Firstly, the scale of the autonomous systems being in the multiple thousands and the application of the systems being across multiple domains, indicates that the US very much sees drones and autonomous systems as being crucial for its future war-fighting and military operations. With the US currently being the technological hub of the world, the widespread use of autonomous systems by the US military would likely cause other states to adopt such systems to maintain strategic parity with their adversaries. The Replicator Initiative also mentioned that the US was working towards collaboration and integration with allies and partners, meaning that autonomous systems would likely proliferate to its friendly states.

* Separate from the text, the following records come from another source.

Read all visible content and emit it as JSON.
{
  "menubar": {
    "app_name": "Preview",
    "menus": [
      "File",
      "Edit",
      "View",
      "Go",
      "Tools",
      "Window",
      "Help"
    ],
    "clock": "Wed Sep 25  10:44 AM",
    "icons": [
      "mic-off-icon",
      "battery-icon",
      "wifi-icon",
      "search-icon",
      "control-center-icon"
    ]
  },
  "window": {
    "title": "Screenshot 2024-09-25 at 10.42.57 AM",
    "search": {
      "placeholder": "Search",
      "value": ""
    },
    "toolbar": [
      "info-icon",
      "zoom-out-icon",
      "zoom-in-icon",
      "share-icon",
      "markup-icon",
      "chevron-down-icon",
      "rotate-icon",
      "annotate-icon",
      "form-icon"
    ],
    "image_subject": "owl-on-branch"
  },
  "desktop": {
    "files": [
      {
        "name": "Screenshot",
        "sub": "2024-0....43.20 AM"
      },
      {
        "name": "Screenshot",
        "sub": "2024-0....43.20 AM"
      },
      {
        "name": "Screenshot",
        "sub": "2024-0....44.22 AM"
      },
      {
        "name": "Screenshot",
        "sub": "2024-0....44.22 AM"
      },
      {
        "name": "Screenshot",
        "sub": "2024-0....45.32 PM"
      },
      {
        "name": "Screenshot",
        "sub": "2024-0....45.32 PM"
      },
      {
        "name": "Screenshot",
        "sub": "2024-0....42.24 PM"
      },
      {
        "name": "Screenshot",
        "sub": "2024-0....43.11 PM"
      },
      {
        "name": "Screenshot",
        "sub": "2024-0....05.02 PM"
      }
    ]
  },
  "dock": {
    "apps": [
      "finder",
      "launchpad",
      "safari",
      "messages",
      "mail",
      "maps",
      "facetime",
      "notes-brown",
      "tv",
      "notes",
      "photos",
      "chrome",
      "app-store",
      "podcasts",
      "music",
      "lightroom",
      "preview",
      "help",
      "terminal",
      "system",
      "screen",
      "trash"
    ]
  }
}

Secondly, and perhaps more importantly, is the stated timeline, within the next 18 to 24 months. This is rather alarming, particularly given that issues surrounding AI ethics and regulation have gathered momentum in recent months. Although the US claims to be following a “responsible and ethical” approach to AI in its Replicator Initiative, the specified timeline makes these claims hard to believe. However, it is also pertinent to note that the US military has likely been working on this initiative for quite some time, so it would have certain rules in place to prevent the negative aspects of AI in the military. To what extent AI norms and regulations would actually matter in a crisis situation, however, is a debate for another day.

Even if the US had been planning such an initiative for years, it seems that it now feels confident enough to announce and implement it. Ukraine has acted as a testing ground for the use of drones and autonomous systems on the battlefield, and has certainly demonstrated the power of these systems to major states. Drones have been regularly used by both Russia and Ukraine, with RUSI estimating that Ukraine has lost a staggering 10,000 unmanned aerial vehicles (UAVs) per month against Russia. These drones have been used for intelligence, surveillance and reconnaissance (ISR) purposes, as well as for direct targeting of the adversary’s military and civilian infrastructure.

Deputy Secretary Hicks also directly mentioned China as being the sole target of the Replicator Initiative. She added: “We must ensure the PRC (People’s Republic of China) leadership wakes up every day, considers the risks of aggression, and concludes, ‘today is not the day’ – and not just today, but every day, between now and 2027, now and 2035, now and 2049, and beyond”. She also mentioned that “all-domain, attritable autonomous systems (ADA2) will help overcome the challenge of anti-access, area-denial systems (A2AD). Our ADA2 to thwart their A2AD”. This is a critical point. China’s A2AD strategy is primarily focused on the South China Sea. The US stating that it would use drones to counter China’s A2AD strategy gives a clear indication that the US is willing, directly or indirectly, to militarily intervene in the region. This is another alarming statement, especially considering the growing tensions between the US and China, surrounding Taiwan.

China, on the other hand, holds a completely different understanding of AI than the US does. Although China aims to become the global leader of AI by 2030, it has so far been characteristically secretive about its military incorporation of AI. This, however, has not stopped the US from seeing China’s AI progress as being a major challenge to the future global leadership role of the US.

Ultimately, the reality is that future warfare will certainly be data-driven and AI-enabled, and it already is in many ways. However, the dangers of integrating AI into autonomous military systems need to be understood. Given the rapid pace of advancements being made in AI, and the importance given to the military applications of AI by major states, the incorporation of AI into their militaries is a matter of when, not if. Deputy Secretary Hicks’ speech mentioned the impact of the Replicator Initiative on the speed and scale of the US military several times. That will likely be the character of future warfare: it will be fought at a rapid pace, and human combatants will operate alongside a large number of autonomous systems. Although this might seem to be a more effective method of warfighting for some, the risk of escalation would be tremendous, particularly if militaries move towards human-out-of-the-loop AI.

Publication Link:

Author of this article: